[What you have to do] The output should be the records themselves, given again exactly.

(Data records)
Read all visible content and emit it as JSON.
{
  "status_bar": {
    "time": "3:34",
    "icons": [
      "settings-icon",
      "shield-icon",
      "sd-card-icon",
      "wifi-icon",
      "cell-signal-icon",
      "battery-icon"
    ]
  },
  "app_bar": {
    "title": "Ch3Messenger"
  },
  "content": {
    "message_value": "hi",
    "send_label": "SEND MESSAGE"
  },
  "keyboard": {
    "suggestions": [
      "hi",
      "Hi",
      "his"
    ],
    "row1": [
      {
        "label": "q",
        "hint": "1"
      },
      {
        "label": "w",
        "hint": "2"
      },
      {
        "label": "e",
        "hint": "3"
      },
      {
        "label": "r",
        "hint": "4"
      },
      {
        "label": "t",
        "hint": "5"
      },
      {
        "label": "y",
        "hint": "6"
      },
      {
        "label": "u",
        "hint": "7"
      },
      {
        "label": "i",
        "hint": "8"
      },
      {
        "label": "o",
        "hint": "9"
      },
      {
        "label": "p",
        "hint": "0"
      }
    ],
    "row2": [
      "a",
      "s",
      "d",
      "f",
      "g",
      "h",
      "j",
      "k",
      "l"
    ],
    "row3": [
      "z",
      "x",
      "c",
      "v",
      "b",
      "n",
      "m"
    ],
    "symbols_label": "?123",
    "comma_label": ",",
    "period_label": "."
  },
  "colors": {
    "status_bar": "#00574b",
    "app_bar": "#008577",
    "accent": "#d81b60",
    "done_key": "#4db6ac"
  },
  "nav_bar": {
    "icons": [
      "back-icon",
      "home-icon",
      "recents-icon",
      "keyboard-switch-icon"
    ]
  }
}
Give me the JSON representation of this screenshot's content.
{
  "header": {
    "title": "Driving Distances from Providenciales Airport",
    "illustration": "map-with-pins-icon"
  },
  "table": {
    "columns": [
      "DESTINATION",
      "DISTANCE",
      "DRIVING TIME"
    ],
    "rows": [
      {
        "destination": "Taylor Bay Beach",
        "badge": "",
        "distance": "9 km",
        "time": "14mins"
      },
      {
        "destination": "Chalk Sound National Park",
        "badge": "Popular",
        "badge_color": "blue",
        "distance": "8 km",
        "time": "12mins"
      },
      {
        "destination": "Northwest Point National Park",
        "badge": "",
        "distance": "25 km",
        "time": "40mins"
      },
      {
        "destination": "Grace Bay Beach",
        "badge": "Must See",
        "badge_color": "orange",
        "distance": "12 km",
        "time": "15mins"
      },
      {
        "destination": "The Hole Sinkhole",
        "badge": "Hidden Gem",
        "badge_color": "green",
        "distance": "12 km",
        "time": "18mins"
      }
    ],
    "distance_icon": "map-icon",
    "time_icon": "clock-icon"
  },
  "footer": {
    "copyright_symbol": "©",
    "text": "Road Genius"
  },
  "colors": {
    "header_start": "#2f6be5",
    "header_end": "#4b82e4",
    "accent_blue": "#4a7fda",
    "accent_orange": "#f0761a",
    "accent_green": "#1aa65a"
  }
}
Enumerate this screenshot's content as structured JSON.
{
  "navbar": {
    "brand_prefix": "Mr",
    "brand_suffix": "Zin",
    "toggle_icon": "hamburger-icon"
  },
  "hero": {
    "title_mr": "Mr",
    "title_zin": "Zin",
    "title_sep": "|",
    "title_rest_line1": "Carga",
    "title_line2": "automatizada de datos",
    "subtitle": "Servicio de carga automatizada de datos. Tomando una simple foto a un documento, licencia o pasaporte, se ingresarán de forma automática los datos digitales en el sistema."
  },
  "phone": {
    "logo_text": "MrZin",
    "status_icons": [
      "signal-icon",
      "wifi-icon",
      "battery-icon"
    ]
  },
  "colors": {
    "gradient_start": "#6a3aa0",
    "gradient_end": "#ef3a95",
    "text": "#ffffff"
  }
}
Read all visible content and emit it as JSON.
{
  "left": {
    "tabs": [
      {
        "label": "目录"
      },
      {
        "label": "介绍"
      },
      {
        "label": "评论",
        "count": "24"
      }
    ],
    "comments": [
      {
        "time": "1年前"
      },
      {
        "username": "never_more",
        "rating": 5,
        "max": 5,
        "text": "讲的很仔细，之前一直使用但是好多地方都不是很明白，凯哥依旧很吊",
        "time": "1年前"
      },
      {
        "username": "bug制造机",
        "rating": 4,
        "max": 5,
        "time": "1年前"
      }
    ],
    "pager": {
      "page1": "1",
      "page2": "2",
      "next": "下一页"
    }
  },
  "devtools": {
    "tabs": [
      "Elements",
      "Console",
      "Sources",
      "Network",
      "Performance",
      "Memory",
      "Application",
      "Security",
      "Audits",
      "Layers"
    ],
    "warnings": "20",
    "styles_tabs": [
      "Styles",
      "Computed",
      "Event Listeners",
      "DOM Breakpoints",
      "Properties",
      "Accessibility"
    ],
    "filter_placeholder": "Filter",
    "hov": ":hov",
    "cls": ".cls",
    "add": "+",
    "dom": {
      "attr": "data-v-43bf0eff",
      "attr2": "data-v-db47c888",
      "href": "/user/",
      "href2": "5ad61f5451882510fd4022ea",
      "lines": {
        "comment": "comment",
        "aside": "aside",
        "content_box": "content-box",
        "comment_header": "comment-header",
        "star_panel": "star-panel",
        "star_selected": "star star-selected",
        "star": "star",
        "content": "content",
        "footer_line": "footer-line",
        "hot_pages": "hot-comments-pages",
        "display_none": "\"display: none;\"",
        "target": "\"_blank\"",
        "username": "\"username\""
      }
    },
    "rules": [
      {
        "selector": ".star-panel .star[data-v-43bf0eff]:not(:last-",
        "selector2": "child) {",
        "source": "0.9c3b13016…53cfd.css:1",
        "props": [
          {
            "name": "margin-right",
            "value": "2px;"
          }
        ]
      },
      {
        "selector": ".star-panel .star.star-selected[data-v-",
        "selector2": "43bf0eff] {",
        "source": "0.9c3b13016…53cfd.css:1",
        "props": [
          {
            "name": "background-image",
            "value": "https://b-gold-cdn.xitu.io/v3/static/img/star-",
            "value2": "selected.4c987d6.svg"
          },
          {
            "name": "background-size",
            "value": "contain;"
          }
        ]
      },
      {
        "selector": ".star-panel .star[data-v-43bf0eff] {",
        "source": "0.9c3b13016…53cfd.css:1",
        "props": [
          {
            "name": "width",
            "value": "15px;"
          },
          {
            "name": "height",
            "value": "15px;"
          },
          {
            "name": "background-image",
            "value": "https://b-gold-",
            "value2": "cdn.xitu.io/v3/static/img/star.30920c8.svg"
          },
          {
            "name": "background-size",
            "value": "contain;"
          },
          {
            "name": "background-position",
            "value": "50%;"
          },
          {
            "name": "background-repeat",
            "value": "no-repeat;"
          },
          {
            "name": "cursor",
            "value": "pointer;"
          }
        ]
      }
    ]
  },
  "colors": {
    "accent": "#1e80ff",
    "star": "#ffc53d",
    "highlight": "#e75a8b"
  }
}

[Your solution]
Read all visible content and emit it as JSON.
{
  "status_bar": {
    "time": "3:34",
    "icons": [
      "settings-icon",
      "shield-icon",
      "sd-card-icon",
      "wifi-icon",
      "cell-signal-icon",
      "battery-icon"
    ]
  },
  "app_bar": {
    "title": "Ch3Messenger"
  },
  "content": {
    "message_value": "hi",
    "send_label": "SEND MESSAGE"
  },
  "keyboard": {
    "suggestions": [
      "hi",
      "Hi",
      "his"
    ],
    "row1": [
      {
        "label": "q",
        "hint": "1"
      },
      {
        "label": "w",
        "hint": "2"
      },
      {
        "label": "e",
        "hint": "3"
      },
      {
        "label": "r",
        "hint": "4"
      },
      {
        "label": "t",
        "hint": "5"
      },
      {
        "label": "y",
        "hint": "6"
      },
      {
        "label": "u",
        "hint": "7"
      },
      {
        "label": "i",
        "hint": "8"
      },
      {
        "label": "o",
        "hint": "9"
      },
      {
        "label": "p",
        "hint": "0"
      }
    ],
    "row2": [
      "a",
      "s",
      "d",
      "f",
      "g",
      "h",
      "j",
      "k",
      "l"
    ],
    "row3": [
      "z",
      "x",
      "c",
      "v",
      "b",
      "n",
      "m"
    ],
    "symbols_label": "?123",
    "comma_label": ",",
    "period_label": "."
  },
  "colors": {
    "status_bar": "#00574b",
    "app_bar": "#008577",
    "accent": "#d81b60",
    "done_key": "#4db6ac"
  },
  "nav_bar": {
    "icons": [
      "back-icon",
      "home-icon",
      "recents-icon",
      "keyboard-switch-icon"
    ]
  }
}
Give me the JSON representation of this screenshot's content.
{
  "header": {
    "title": "Driving Distances from Providenciales Airport",
    "illustration": "map-with-pins-icon"
  },
  "table": {
    "columns": [
      "DESTINATION",
      "DISTANCE",
      "DRIVING TIME"
    ],
    "rows": [
      {
        "destination": "Taylor Bay Beach",
        "badge": "",
        "distance": "9 km",
        "time": "14mins"
      },
      {
        "destination": "Chalk Sound National Park",
        "badge": "Popular",
        "badge_color": "blue",
        "distance": "8 km",
        "time": "12mins"
      },
      {
        "destination": "Northwest Point National Park",
        "badge": "",
        "distance": "25 km",
        "time": "40mins"
      },
      {
        "destination": "Grace Bay Beach",
        "badge": "Must See",
        "badge_color": "orange",
        "distance": "12 km",
        "time": "15mins"
      },
      {
        "destination": "The Hole Sinkhole",
        "badge": "Hidden Gem",
        "badge_color": "green",
        "distance": "12 km",
        "time": "18mins"
      }
    ],
    "distance_icon": "map-icon",
    "time_icon": "clock-icon"
  },
  "footer": {
    "copyright_symbol": "©",
    "text": "Road Genius"
  },
  "colors": {
    "header_start": "#2f6be5",
    "header_end": "#4b82e4",
    "accent_blue": "#4a7fda",
    "accent_orange": "#f0761a",
    "accent_green": "#1aa65a"
  }
}
Enumerate this screenshot's content as structured JSON.
{
  "navbar": {
    "brand_prefix": "Mr",
    "brand_suffix": "Zin",
    "toggle_icon": "hamburger-icon"
  },
  "hero": {
    "title_mr": "Mr",
    "title_zin": "Zin",
    "title_sep": "|",
    "title_rest_line1": "Carga",
    "title_line2": "automatizada de datos",
    "subtitle": "Servicio de carga automatizada de datos. Tomando una simple foto a un documento, licencia o pasaporte, se ingresarán de forma automática los datos digitales en el sistema."
  },
  "phone": {
    "logo_text": "MrZin",
    "status_icons": [
      "signal-icon",
      "wifi-icon",
      "battery-icon"
    ]
  },
  "colors": {
    "gradient_start": "#6a3aa0",
    "gradient_end": "#ef3a95",
    "text": "#ffffff"
  }
}
Read all visible content and emit it as JSON.
{
  "left": {
    "tabs": [
      {
        "label": "目录"
      },
      {
        "label": "介绍"
      },
      {
        "label": "评论",
        "count": "24"
      }
    ],
    "comments": [
      {
        "time": "1年前"
      },
      {
        "username": "never_more",
        "rating": 5,
        "max": 5,
        "text": "讲的很仔细，之前一直使用但是好多地方都不是很明白，凯哥依旧很吊",
        "time": "1年前"
      },
      {
        "username": "bug制造机",
        "rating": 4,
        "max": 5,
        "time": "1年前"
      }
    ],
    "pager": {
      "page1": "1",
      "page2": "2",
      "next": "下一页"
    }
  },
  "devtools": {
    "tabs": [
      "Elements",
      "Console",
      "Sources",
      "Network",
      "Performance",
      "Memory",
      "Application",
      "Security",
      "Audits",
      "Layers"
    ],
    "warnings": "20",
    "styles_tabs": [
      "Styles",
      "Computed",
      "Event Listeners",
      "DOM Breakpoints",
      "Properties",
      "Accessibility"
    ],
    "filter_placeholder": "Filter",
    "hov": ":hov",
    "cls": ".cls",
    "add": "+",
    "dom": {
      "attr": "data-v-43bf0eff",
      "attr2": "data-v-db47c888",
      "href": "/user/",
      "href2": "5ad61f5451882510fd4022ea",
      "lines": {
        "comment": "comment",
        "aside": "aside",
        "content_box": "content-box",
        "comment_header": "comment-header",
        "star_panel": "star-panel",
        "star_selected": "star star-selected",
        "star": "star",
        "content": "content",
        "footer_line": "footer-line",
        "hot_pages": "hot-comments-pages",
        "display_none": "\"display: none;\"",
        "target": "\"_blank\"",
        "username": "\"username\""
      }
    },
    "rules": [
      {
        "selector": ".star-panel .star[data-v-43bf0eff]:not(:last-",
        "selector2": "child) {",
        "source": "0.9c3b13016…53cfd.css:1",
        "props": [
          {
            "name": "margin-right",
            "value": "2px;"
          }
        ]
      },
      {
        "selector": ".star-panel .star.star-selected[data-v-",
        "selector2": "43bf0eff] {",
        "source": "0.9c3b13016…53cfd.css:1",
        "props": [
          {
            "name": "background-image",
            "value": "https://b-gold-cdn.xitu.io/v3/static/img/star-",
            "value2": "selected.4c987d6.svg"
          },
          {
            "name": "background-size",
            "value": "contain;"
          }
        ]
      },
      {
        "selector": ".star-panel .star[data-v-43bf0eff] {",
        "source": "0.9c3b13016…53cfd.css:1",
        "props": [
          {
            "name": "width",
            "value": "15px;"
          },
          {
            "name": "height",
            "value": "15px;"
          },
          {
            "name": "background-image",
            "value": "https://b-gold-",
            "value2": "cdn.xitu.io/v3/static/img/star.30920c8.svg"
          },
          {
            "name": "background-size",
            "value": "contain;"
          },
          {
            "name": "background-position",
            "value": "50%;"
          },
          {
            "name": "background-repeat",
            "value": "no-repeat;"
          },
          {
            "name": "cursor",
            "value": "pointer;"
          }
        ]
      }
    ]
  },
  "colors": {
    "accent": "#1e80ff",
    "star": "#ffc53d",
    "highlight": "#e75a8b"
  }
}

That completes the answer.